I wrote a post a few months ago titled “Adam, Where Are You?” about how worship requires us to be vulnerable. As I think about being vulnerable in our worship, I am concerned about what is being presented to congregations across the world as worship.
I remember as a very young child going to a very small Congregational Holiness Church in my home town of Abbeville, S.C. I would sit beside my mom and dad as the song leader would lead the congregation in an old hymn. The folks would sing from their books to the best of their ability and inevitably, it would happen. The words to that old hymn would strike a nerve of remembrance or thankfulness in someones mind and heart and the tears would begin to flow. Sometimes, you would hear sobs of gratitude for the things that they may have been saved from. Sometimes, you would hear shouts of joy over the fact that “it was there, by faith, I received my sight!” At times, you may even see the occasional runner; you know, the one who was so overjoyed, they just had to get out of their seat and take a “jog of joy” down the aisle and across the front of the meeting-place.
I know that; at that time of my young life, I did not understand what all of that was about, but now, at the age of 44, I know first hand what it means to have my life changed by the love of a Mighty God. I know what it means to walk to the edge of the cliff of despair and have the hand of God reach down and pull me back, turn me around and show me a better way to live. That’s why I worship the way I do. That’s why I shout. That’s why I dance (not that I’m a good dancer). That’s why I weep when the words of a song bring me to the remembrance of all my Lord has done for me.

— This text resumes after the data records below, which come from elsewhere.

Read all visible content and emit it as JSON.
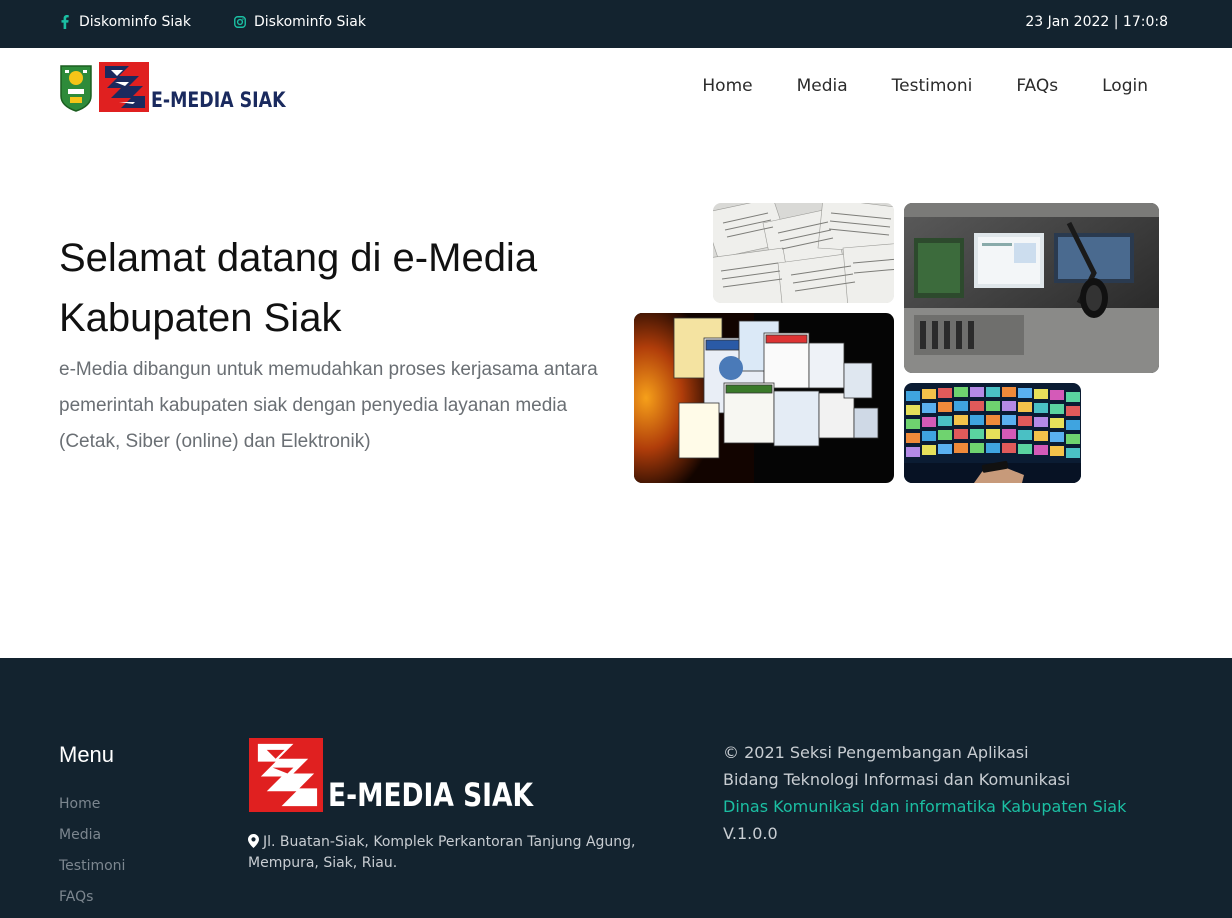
{
  "topbar": {
    "facebook_label": "Diskominfo Siak",
    "instagram_label": "Diskominfo Siak",
    "datetime": "23 Jan 2022 | 17:0:8"
  },
  "header": {
    "brand": "E-MEDIA SIAK",
    "nav": [
      "Home",
      "Media",
      "Testimoni",
      "FAQs",
      "Login"
    ]
  },
  "hero": {
    "title": "Selamat datang di e-Media Kabupaten Siak",
    "description": "e-Media dibangun untuk memudahkan proses kerjasama antara pemerintah kabupaten siak dengan penyedia layanan media (Cetak, Siber (online) dan Elektronik)"
  },
  "footer": {
    "menu_title": "Menu",
    "menu": [
      "Home",
      "Media",
      "Testimoni",
      "FAQs"
    ],
    "brand": "E-MEDIA SIAK",
    "address": "Jl. Buatan-Siak, Komplek Perkantoran Tanjung Agung, Mempura, Siak, Riau.",
    "copyright": "© 2021 Seksi Pengembangan Aplikasi",
    "division": "Bidang Teknologi Informasi dan Komunikasi",
    "agency": "Dinas Komunikasi dan informatika Kabupaten Siak",
    "version": "V.1.0.0"
  },
  "colors": {
    "dark_navy": "#13232f",
    "accent_teal": "#1bbfa3",
    "brand_red": "#e02020",
    "brand_blue": "#1a2a5e"
  },
  "icons": [
    "facebook-icon",
    "instagram-icon",
    "map-pin-icon"
  ]
}
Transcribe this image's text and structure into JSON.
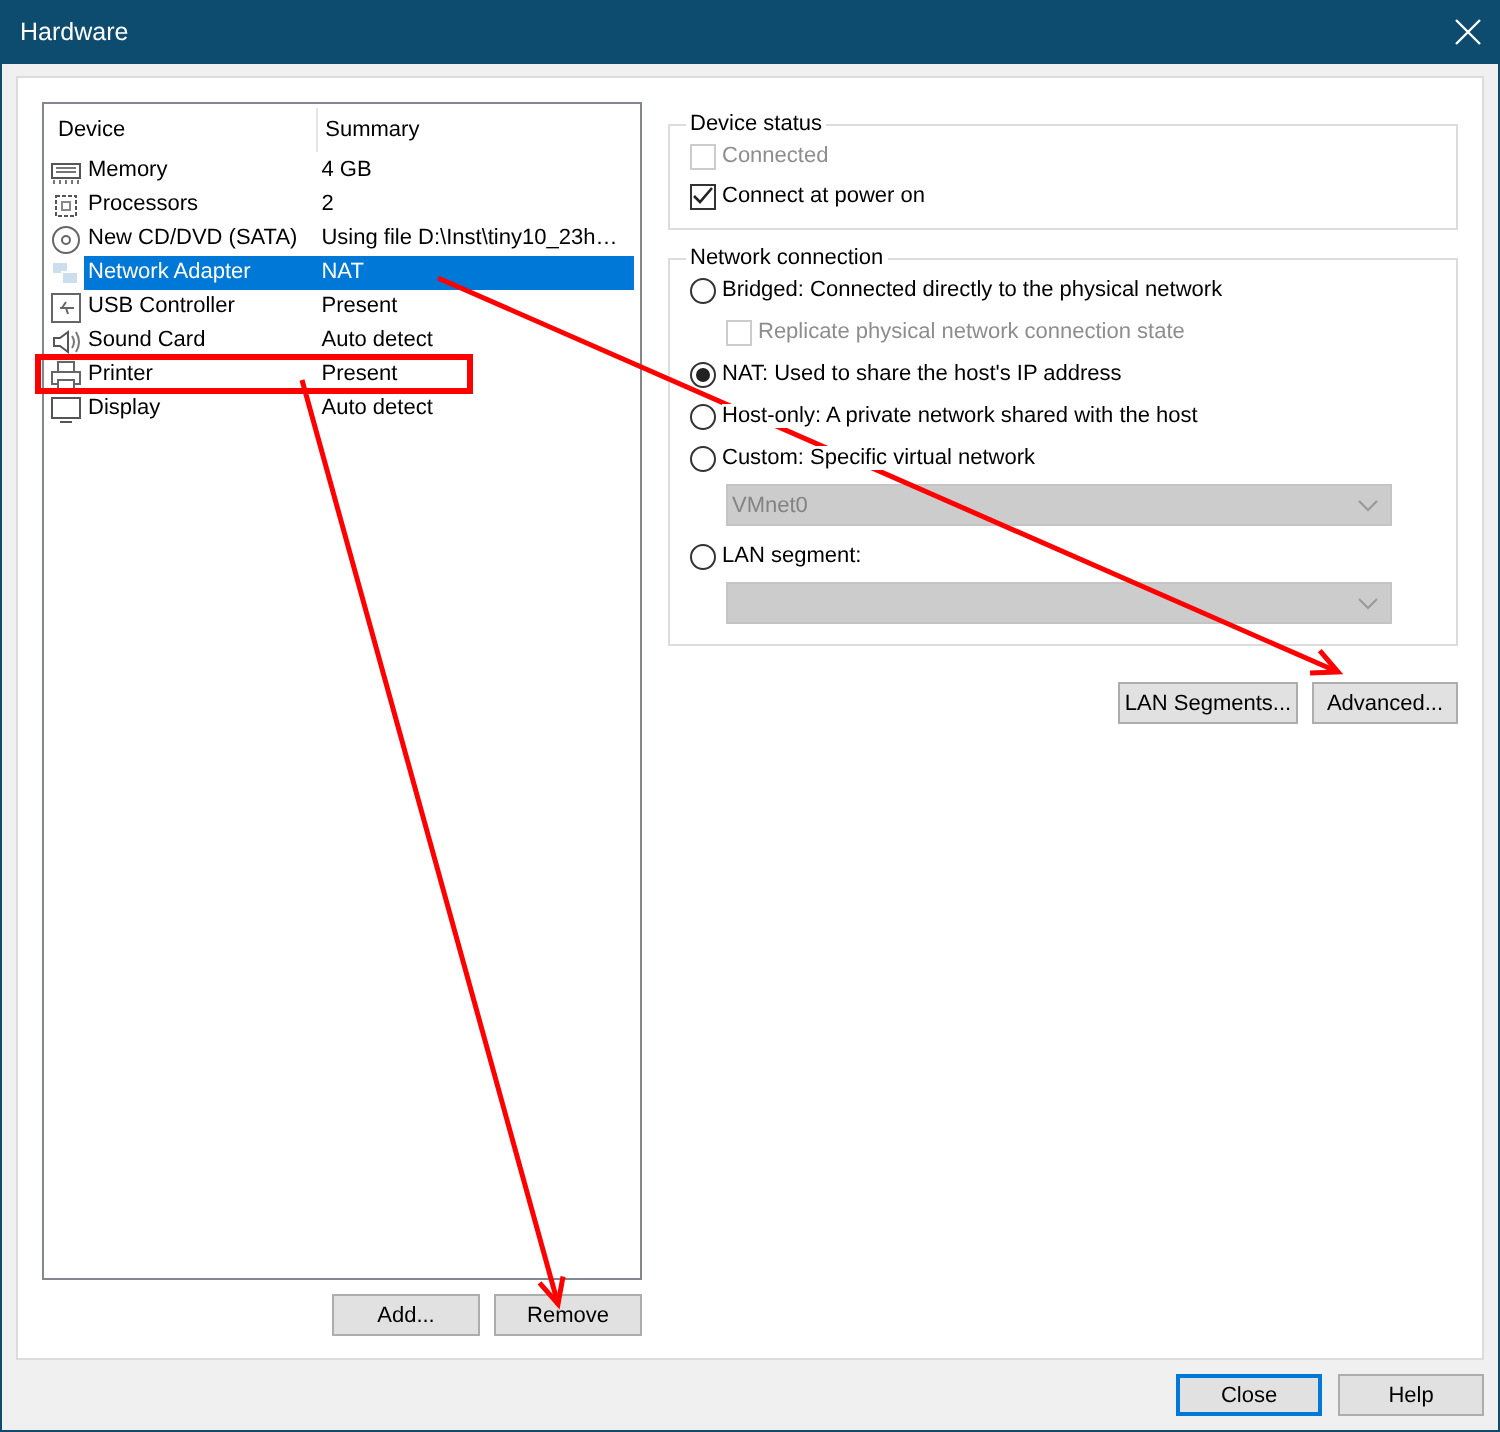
{
  "window": {
    "title": "Hardware"
  },
  "device_list": {
    "columns": [
      "Device",
      "Summary"
    ],
    "rows": [
      {
        "kind": "memory",
        "device": "Memory",
        "summary": "4 GB",
        "selected": false
      },
      {
        "kind": "cpu",
        "device": "Processors",
        "summary": "2",
        "selected": false
      },
      {
        "kind": "disc",
        "device": "New CD/DVD (SATA)",
        "summary": "Using file D:\\Inst\\tiny10_23h…",
        "selected": false
      },
      {
        "kind": "network",
        "device": "Network Adapter",
        "summary": "NAT",
        "selected": true
      },
      {
        "kind": "usb",
        "device": "USB Controller",
        "summary": "Present",
        "selected": false
      },
      {
        "kind": "sound",
        "device": "Sound Card",
        "summary": "Auto detect",
        "selected": false
      },
      {
        "kind": "printer",
        "device": "Printer",
        "summary": "Present",
        "selected": false
      },
      {
        "kind": "display",
        "device": "Display",
        "summary": "Auto detect",
        "selected": false
      }
    ]
  },
  "list_buttons": [
    "Add...",
    "Remove"
  ],
  "device_status": {
    "title": "Device status",
    "options": [
      {
        "label": "Connected",
        "checked": false,
        "disabled": true
      },
      {
        "label": "Connect at power on",
        "checked": true,
        "disabled": false
      }
    ]
  },
  "network_connection": {
    "title": "Network connection",
    "items": [
      {
        "kind": "radio",
        "label": "Bridged: Connected directly to the physical network",
        "selected": false
      },
      {
        "kind": "checkbox",
        "label": "Replicate physical network connection state",
        "checked": false,
        "disabled": true
      },
      {
        "kind": "radio",
        "label": "NAT: Used to share the host's IP address",
        "selected": true
      },
      {
        "kind": "radio",
        "label": "Host-only: A private network shared with the host",
        "selected": false
      },
      {
        "kind": "radio",
        "label": "Custom: Specific virtual network",
        "selected": false
      },
      {
        "kind": "dropdown",
        "value": "VMnet0",
        "disabled": true
      },
      {
        "kind": "radio",
        "label": "LAN segment:",
        "selected": false
      },
      {
        "kind": "dropdown",
        "disabled": true
      }
    ]
  },
  "network_buttons": [
    "LAN Segments...",
    "Advanced..."
  ],
  "footer_buttons": [
    {
      "label": "Close",
      "default": true
    },
    {
      "label": "Help",
      "default": false
    }
  ]
}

First of all, I have no judgement for anyone, though I feel there are some questions that need to be answered.
One question I would ask of worship leaders is this: Are we creating an atmosphere where the people who attend our meetings are encouraged to connect emotionally and spiritually with a God who wants to meet them at the deepest point of their need? Or, are we really creating a “safe” place for them to actually hide from that loving God who is so desperate to meet them there.
Maybe the better question for me to ask is this: Mr. or Mrs. Worship Leader, are you connecting emotionally and spiritually with the people you lead and with the God who wants to meet them? Or, Are you hiding behind your light show, haze machine, maybe even your own voice?

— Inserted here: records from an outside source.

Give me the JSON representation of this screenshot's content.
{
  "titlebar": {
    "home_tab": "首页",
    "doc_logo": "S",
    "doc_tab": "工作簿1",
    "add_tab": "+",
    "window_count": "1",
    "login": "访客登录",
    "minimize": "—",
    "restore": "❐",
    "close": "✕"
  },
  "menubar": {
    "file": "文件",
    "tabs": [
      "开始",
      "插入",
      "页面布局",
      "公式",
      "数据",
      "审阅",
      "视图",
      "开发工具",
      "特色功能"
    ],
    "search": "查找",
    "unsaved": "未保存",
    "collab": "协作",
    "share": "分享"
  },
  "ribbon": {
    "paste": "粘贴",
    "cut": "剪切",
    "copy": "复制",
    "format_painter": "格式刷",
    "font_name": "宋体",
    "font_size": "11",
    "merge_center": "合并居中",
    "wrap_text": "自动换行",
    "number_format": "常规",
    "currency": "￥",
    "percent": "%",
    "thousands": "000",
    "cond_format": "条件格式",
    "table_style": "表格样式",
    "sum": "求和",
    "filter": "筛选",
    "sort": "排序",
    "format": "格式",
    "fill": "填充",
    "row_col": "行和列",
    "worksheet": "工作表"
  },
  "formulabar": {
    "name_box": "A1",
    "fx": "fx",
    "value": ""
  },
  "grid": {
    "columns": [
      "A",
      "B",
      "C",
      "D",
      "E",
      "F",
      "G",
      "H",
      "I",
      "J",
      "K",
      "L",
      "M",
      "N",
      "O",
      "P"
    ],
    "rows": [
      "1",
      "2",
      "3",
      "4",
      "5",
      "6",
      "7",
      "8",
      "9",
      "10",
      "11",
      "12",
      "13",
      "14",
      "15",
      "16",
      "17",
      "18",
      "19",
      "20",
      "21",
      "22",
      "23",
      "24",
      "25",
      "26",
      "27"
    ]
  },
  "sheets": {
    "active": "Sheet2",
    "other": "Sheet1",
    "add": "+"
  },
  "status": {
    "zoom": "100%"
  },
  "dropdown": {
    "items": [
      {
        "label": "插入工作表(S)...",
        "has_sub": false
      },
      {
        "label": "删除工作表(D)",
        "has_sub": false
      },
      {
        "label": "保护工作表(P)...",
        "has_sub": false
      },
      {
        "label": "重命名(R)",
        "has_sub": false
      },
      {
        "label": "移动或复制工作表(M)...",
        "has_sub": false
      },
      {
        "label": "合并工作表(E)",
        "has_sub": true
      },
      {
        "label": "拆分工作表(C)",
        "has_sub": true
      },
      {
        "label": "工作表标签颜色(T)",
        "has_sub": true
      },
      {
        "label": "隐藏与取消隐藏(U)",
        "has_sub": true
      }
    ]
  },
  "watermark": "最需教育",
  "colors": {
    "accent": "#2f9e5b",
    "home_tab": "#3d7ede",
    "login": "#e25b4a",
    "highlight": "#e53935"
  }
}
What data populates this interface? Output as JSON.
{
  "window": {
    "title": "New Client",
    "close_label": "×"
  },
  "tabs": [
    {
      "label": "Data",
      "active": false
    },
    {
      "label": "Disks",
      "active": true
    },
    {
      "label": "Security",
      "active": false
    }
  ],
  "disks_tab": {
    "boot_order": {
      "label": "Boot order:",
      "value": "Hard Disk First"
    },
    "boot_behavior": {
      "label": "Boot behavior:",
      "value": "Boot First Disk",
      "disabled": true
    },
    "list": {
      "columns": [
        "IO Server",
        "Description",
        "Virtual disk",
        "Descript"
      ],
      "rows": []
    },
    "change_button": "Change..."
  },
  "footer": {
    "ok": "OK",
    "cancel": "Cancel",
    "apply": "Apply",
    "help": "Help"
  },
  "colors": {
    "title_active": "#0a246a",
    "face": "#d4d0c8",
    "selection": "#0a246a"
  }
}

I believe we have created a situation where we have wonderful productions. We have all of the lights, smoke, video and other things that we feel make for a good “show.” I have no problem with any of this, but what I see many times is a group of musicians and singers who are very well polished in their abilities but who really do not know who they are or what their job is in the Kingdom of God. I also see congregations who are basically forced, by the “concert” look of the set, to watch and never really participate or connect with anything.
2 Corinthians 3:13-18 says “unlike Moses, who put a veil over his face so that the children of Israel could not look steadily at the end of what was passing away. But their minds were blinded. For until this day the same veil remains unlifted in the reading of the Old Testament, because the veil is taken away in Christ. But even to this day, when Moses is read, a veil lies on their heart. Nevertheless when one turns to the Lord, the veil is taken away. Now the Lord is the Spirit; and where the Spirit of the Lord is, there is liberty. But we all, with unveiled face, beholding as in a mirror the glory of the Lord, are being transformed into the same image from glory to glory, just as by the Spirit of the Lord.”

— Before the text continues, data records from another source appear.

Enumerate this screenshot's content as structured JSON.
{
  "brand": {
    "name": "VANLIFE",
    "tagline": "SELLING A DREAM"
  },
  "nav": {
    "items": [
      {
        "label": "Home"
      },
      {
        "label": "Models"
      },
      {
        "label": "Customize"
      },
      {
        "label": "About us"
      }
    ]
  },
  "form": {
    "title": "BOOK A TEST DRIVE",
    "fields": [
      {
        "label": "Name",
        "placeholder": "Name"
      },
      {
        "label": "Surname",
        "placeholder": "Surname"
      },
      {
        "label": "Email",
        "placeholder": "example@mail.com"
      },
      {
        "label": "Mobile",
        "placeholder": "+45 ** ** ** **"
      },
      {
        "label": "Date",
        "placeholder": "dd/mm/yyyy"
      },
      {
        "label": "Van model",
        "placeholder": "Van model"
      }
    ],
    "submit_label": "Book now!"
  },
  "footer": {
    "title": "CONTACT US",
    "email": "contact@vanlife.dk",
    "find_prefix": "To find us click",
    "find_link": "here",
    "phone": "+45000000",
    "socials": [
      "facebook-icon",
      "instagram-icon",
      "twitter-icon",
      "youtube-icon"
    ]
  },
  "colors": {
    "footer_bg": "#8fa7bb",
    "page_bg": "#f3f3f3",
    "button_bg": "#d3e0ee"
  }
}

Moses (the leader) put a veil over his face so that the people couldn’t see that he wasn’t really what they thought he was and the people thought nothing of it. They just went on about their routine.
I encourage you, if you have the responsibility of leading a group of people into the presence of God, to take off YOUR veil. Lead those people from a place of vulnerability and watch what God does.
The last part of that scripture says “But we ALL, with unveiled faces…” We cannot be transformed into the image of God unless we can see His glory. We cannot see His glory unless we come with “unveiled faces.”
Can you think of ways we as worshipers “veil” our faces in worship? What are some of the things we do as worship leaders that keep us from seeing the glory of our God in our corporate times of worship?
Are we leading our people to encounter a Holy God? Or, are we simply putting on a show for them to watch?